» **Exercise data**:
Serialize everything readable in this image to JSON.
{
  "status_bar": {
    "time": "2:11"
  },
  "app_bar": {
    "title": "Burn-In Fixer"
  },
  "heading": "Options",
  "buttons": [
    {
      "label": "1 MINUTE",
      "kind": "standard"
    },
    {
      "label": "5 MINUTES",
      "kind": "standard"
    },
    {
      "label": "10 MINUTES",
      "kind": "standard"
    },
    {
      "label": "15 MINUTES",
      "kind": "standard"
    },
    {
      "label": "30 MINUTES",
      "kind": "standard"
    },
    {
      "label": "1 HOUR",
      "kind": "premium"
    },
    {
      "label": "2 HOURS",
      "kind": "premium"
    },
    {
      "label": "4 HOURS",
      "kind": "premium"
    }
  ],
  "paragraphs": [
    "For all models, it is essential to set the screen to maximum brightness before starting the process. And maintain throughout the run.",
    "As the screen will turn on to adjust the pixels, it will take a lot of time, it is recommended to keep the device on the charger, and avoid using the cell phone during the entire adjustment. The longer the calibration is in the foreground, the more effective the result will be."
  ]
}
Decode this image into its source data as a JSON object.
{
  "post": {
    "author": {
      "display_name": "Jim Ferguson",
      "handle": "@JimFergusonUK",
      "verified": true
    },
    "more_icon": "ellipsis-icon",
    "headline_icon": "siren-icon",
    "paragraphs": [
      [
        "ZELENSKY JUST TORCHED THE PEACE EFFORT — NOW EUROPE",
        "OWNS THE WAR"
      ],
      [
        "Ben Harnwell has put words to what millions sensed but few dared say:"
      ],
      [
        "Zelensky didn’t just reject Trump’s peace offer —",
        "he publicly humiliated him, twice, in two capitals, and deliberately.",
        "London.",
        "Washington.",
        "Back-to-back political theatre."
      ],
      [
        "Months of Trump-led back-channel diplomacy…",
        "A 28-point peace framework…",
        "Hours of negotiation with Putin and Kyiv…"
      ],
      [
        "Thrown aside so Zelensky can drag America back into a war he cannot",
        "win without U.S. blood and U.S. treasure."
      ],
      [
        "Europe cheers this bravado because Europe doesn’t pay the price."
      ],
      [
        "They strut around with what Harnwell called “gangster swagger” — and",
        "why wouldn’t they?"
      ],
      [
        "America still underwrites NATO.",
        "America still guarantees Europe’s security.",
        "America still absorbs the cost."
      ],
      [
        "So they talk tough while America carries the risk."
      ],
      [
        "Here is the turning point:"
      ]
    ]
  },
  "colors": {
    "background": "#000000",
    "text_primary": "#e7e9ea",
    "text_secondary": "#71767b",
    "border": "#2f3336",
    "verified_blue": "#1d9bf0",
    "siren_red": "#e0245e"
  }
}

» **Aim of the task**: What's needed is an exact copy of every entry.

» **The answer**:
Serialize everything readable in this image to JSON.
{
  "status_bar": {
    "time": "2:11"
  },
  "app_bar": {
    "title": "Burn-In Fixer"
  },
  "heading": "Options",
  "buttons": [
    {
      "label": "1 MINUTE",
      "kind": "standard"
    },
    {
      "label": "5 MINUTES",
      "kind": "standard"
    },
    {
      "label": "10 MINUTES",
      "kind": "standard"
    },
    {
      "label": "15 MINUTES",
      "kind": "standard"
    },
    {
      "label": "30 MINUTES",
      "kind": "standard"
    },
    {
      "label": "1 HOUR",
      "kind": "premium"
    },
    {
      "label": "2 HOURS",
      "kind": "premium"
    },
    {
      "label": "4 HOURS",
      "kind": "premium"
    }
  ],
  "paragraphs": [
    "For all models, it is essential to set the screen to maximum brightness before starting the process. And maintain throughout the run.",
    "As the screen will turn on to adjust the pixels, it will take a lot of time, it is recommended to keep the device on the charger, and avoid using the cell phone during the entire adjustment. The longer the calibration is in the foreground, the more effective the result will be."
  ]
}
Decode this image into its source data as a JSON object.
{
  "post": {
    "author": {
      "display_name": "Jim Ferguson",
      "handle": "@JimFergusonUK",
      "verified": true
    },
    "more_icon": "ellipsis-icon",
    "headline_icon": "siren-icon",
    "paragraphs": [
      [
        "ZELENSKY JUST TORCHED THE PEACE EFFORT — NOW EUROPE",
        "OWNS THE WAR"
      ],
      [
        "Ben Harnwell has put words to what millions sensed but few dared say:"
      ],
      [
        "Zelensky didn’t just reject Trump’s peace offer —",
        "he publicly humiliated him, twice, in two capitals, and deliberately.",
        "London.",
        "Washington.",
        "Back-to-back political theatre."
      ],
      [
        "Months of Trump-led back-channel diplomacy…",
        "A 28-point peace framework…",
        "Hours of negotiation with Putin and Kyiv…"
      ],
      [
        "Thrown aside so Zelensky can drag America back into a war he cannot",
        "win without U.S. blood and U.S. treasure."
      ],
      [
        "Europe cheers this bravado because Europe doesn’t pay the price."
      ],
      [
        "They strut around with what Harnwell called “gangster swagger” — and",
        "why wouldn’t they?"
      ],
      [
        "America still underwrites NATO.",
        "America still guarantees Europe’s security.",
        "America still absorbs the cost."
      ],
      [
        "So they talk tough while America carries the risk."
      ],
      [
        "Here is the turning point:"
      ]
    ]
  },
  "colors": {
    "background": "#000000",
    "text_primary": "#e7e9ea",
    "text_secondary": "#71767b",
    "border": "#2f3336",
    "verified_blue": "#1d9bf0",
    "siren_red": "#e0245e"
  }
}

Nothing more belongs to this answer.